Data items

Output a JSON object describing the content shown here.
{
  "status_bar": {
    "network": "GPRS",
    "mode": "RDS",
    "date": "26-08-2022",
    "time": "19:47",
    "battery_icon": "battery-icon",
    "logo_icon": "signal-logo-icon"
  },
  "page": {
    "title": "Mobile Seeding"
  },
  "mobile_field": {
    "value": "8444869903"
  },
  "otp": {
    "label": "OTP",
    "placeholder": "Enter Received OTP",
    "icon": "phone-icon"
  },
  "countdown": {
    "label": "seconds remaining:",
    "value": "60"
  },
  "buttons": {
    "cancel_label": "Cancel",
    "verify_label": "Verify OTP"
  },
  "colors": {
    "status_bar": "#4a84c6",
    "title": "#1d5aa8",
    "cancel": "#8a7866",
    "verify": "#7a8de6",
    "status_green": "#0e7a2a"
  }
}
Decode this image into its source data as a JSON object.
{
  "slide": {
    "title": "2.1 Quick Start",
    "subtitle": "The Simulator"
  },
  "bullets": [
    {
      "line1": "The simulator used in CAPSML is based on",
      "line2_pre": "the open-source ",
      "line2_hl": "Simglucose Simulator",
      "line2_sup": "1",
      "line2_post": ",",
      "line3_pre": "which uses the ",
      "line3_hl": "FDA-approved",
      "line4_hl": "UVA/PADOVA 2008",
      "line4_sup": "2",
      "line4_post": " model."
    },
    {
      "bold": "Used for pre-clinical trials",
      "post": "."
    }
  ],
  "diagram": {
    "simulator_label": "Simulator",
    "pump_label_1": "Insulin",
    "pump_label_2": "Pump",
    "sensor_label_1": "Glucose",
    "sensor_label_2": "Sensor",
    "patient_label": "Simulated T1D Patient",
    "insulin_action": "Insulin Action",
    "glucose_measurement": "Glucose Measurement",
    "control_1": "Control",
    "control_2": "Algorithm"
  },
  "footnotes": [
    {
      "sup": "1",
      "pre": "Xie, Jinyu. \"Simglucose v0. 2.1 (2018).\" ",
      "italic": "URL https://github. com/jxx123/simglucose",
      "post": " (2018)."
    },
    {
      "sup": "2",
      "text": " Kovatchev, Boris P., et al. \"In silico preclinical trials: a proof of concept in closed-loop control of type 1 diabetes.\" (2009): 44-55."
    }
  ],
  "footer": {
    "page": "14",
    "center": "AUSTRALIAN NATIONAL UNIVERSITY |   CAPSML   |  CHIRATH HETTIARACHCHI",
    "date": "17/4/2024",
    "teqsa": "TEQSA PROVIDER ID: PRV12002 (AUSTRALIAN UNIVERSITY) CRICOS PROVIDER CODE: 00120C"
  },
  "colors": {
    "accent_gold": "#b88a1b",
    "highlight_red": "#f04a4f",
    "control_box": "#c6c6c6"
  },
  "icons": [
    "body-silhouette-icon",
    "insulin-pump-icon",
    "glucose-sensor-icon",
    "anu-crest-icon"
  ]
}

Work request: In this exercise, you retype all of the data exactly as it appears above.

Response below:
Output a JSON object describing the content shown here.
{
  "status_bar": {
    "network": "GPRS",
    "mode": "RDS",
    "date": "26-08-2022",
    "time": "19:47",
    "battery_icon": "battery-icon",
    "logo_icon": "signal-logo-icon"
  },
  "page": {
    "title": "Mobile Seeding"
  },
  "mobile_field": {
    "value": "8444869903"
  },
  "otp": {
    "label": "OTP",
    "placeholder": "Enter Received OTP",
    "icon": "phone-icon"
  },
  "countdown": {
    "label": "seconds remaining:",
    "value": "60"
  },
  "buttons": {
    "cancel_label": "Cancel",
    "verify_label": "Verify OTP"
  },
  "colors": {
    "status_bar": "#4a84c6",
    "title": "#1d5aa8",
    "cancel": "#8a7866",
    "verify": "#7a8de6",
    "status_green": "#0e7a2a"
  }
}
Decode this image into its source data as a JSON object.
{
  "slide": {
    "title": "2.1 Quick Start",
    "subtitle": "The Simulator"
  },
  "bullets": [
    {
      "line1": "The simulator used in CAPSML is based on",
      "line2_pre": "the open-source ",
      "line2_hl": "Simglucose Simulator",
      "line2_sup": "1",
      "line2_post": ",",
      "line3_pre": "which uses the ",
      "line3_hl": "FDA-approved",
      "line4_hl": "UVA/PADOVA 2008",
      "line4_sup": "2",
      "line4_post": " model."
    },
    {
      "bold": "Used for pre-clinical trials",
      "post": "."
    }
  ],
  "diagram": {
    "simulator_label": "Simulator",
    "pump_label_1": "Insulin",
    "pump_label_2": "Pump",
    "sensor_label_1": "Glucose",
    "sensor_label_2": "Sensor",
    "patient_label": "Simulated T1D Patient",
    "insulin_action": "Insulin Action",
    "glucose_measurement": "Glucose Measurement",
    "control_1": "Control",
    "control_2": "Algorithm"
  },
  "footnotes": [
    {
      "sup": "1",
      "pre": "Xie, Jinyu. \"Simglucose v0. 2.1 (2018).\" ",
      "italic": "URL https://github. com/jxx123/simglucose",
      "post": " (2018)."
    },
    {
      "sup": "2",
      "text": " Kovatchev, Boris P., et al. \"In silico preclinical trials: a proof of concept in closed-loop control of type 1 diabetes.\" (2009): 44-55."
    }
  ],
  "footer": {
    "page": "14",
    "center": "AUSTRALIAN NATIONAL UNIVERSITY |   CAPSML   |  CHIRATH HETTIARACHCHI",
    "date": "17/4/2024",
    "teqsa": "TEQSA PROVIDER ID: PRV12002 (AUSTRALIAN UNIVERSITY) CRICOS PROVIDER CODE: 00120C"
  },
  "colors": {
    "accent_gold": "#b88a1b",
    "highlight_red": "#f04a4f",
    "control_box": "#c6c6c6"
  },
  "icons": [
    "body-silhouette-icon",
    "insulin-pump-icon",
    "glucose-sensor-icon",
    "anu-crest-icon"
  ]
}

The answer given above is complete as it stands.